Huckabee, speaking in a radio appearance, defended Obama against charges that he wasn't born in the U.S., but asserted that the president was raised in Kenya.

"One thing that I do know is his having grown up in Kenya — his view of the Brits, for example, very different than the average American," Huckabee said on WOR radio, audio of which was flagged by the liberal group Media Matters for America.

Huckabee said Obama's decision to return to the British a bust of Prime Minister Winston Churchill was informed by an upbringing in Kenya.

"[I]f you think about it, his perspective as growing up in Kenya with a Kenyan father and grandfather, their view of the Mau Mau Revolution in Kenya is very different than ours because he probably grew up hearing that the British were a bunch of imperialists who persecuted his grandfather," added Huckabee, a possible Republican candidate for president.

Some fringe Republicans have suggested that Obama wasn't born in the United States, and thus is constitutionally ineligible to be president. Huckabee said he didn't believe Obama was born abroad; the president has produced a birth certificate showing he was born in Hawaii.

Obama was raised abroad in Indonesia for part of his childhood. While his father was a native of Kenya, the future president isn't understood to have had an especially close relationship with his father, who divorced his mother in 1964.

The false understanding that Obama was raised partially in Kenya is intertwined with another false suspicion that the president is a practicing Muslim. Obama describes himself as a Christian. Huckabee last week stuck up for Obama's Christianity in promotions for his new book.

Some Republicans have been beguiled as to how to handle "birthers" in their party, who continue to believe that Obama was born abroad. Former Minnesota Gov. Tim Pawlenty (R), a possible candidate for president, has jokingly dismissed them, while Rep. Jeff Flake, a top GOP Senate candidate in Arizona, has encouraged the party to ditch birtherism.

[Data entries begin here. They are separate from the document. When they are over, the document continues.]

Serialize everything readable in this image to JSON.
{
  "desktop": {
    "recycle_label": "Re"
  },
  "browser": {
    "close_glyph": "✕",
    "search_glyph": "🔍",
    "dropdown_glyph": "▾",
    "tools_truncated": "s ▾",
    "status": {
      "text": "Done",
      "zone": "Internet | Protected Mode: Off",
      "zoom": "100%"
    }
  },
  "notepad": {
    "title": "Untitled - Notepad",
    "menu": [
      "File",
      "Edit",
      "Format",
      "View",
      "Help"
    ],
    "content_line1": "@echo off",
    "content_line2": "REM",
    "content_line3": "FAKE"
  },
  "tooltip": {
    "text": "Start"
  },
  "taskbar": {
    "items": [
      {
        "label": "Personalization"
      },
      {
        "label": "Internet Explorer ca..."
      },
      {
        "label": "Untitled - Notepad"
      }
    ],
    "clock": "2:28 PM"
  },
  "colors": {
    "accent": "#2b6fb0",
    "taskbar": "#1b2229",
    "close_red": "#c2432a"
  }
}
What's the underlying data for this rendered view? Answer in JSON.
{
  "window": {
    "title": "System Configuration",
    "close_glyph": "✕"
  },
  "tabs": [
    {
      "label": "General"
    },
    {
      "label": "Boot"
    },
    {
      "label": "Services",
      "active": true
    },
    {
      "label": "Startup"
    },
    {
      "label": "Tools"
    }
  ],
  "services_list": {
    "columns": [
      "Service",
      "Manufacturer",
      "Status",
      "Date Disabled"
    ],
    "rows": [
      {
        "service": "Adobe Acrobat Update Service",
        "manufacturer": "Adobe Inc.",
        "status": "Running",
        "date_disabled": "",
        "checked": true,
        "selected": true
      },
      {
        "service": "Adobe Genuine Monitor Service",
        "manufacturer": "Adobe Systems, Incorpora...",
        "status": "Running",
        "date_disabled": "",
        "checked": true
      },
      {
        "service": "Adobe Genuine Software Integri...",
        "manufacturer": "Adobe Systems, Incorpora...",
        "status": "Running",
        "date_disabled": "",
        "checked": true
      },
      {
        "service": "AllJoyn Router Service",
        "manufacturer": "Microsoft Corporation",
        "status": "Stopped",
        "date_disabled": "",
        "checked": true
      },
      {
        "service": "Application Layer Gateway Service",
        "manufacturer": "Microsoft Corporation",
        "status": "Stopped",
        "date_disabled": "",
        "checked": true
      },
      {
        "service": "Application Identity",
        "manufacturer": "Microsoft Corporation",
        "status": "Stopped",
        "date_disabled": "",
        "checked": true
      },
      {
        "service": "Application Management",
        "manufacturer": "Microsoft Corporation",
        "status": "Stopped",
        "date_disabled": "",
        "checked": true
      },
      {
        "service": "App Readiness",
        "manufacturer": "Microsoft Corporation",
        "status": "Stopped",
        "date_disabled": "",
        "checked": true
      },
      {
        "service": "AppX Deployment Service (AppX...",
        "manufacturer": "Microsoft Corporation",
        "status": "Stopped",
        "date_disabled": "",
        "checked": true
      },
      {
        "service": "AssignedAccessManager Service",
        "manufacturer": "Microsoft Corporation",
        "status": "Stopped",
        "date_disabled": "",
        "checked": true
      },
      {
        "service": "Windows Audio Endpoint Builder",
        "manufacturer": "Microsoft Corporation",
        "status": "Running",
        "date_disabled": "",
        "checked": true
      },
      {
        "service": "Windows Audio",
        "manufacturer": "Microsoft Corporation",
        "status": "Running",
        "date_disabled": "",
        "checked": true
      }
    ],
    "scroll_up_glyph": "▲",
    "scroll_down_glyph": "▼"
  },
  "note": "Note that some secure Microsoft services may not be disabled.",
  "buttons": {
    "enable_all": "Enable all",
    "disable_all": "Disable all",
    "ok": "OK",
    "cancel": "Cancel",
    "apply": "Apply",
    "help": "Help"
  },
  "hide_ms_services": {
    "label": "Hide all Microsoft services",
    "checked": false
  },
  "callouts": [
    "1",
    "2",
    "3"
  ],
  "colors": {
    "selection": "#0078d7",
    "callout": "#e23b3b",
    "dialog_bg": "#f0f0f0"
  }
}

Other top Republicans have been more careful in their handling of the birther issue, saying they take Obama at his word when he says, for instance, that he was born in Hawaii, or that he is a Christian.